◆ **Brief**
Return all lines in the data where the string "Отзыв" can be found.

◆ **Records provided**

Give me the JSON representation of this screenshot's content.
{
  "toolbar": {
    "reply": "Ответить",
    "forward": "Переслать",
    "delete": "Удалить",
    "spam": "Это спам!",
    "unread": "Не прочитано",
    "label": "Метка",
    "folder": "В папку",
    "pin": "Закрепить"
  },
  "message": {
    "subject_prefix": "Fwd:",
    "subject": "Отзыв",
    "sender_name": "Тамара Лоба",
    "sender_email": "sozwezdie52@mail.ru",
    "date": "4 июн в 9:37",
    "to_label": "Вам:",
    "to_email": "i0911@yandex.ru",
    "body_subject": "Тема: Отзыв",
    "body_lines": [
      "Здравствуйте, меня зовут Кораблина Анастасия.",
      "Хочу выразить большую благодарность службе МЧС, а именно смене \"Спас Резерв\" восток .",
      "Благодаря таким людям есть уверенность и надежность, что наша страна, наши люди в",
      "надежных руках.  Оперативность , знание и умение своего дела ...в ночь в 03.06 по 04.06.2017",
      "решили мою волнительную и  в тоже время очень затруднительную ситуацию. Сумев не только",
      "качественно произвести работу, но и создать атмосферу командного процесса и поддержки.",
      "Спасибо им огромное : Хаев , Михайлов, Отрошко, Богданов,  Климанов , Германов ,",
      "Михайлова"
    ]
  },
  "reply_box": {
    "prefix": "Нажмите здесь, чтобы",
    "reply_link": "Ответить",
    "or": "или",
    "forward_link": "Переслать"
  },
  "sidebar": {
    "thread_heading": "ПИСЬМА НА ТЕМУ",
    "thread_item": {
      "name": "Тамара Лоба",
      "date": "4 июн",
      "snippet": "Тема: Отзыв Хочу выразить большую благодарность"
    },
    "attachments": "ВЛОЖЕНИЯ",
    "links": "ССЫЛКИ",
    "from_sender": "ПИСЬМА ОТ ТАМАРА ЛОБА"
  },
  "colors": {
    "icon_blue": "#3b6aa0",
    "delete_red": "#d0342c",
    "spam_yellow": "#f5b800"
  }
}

◆ **Reply to the exercise**
    "subject": "Отзыв",
    "body_subject": "Тема: Отзыв",
      "snippet": "Тема: Отзыв Хочу выразить большую благодарность"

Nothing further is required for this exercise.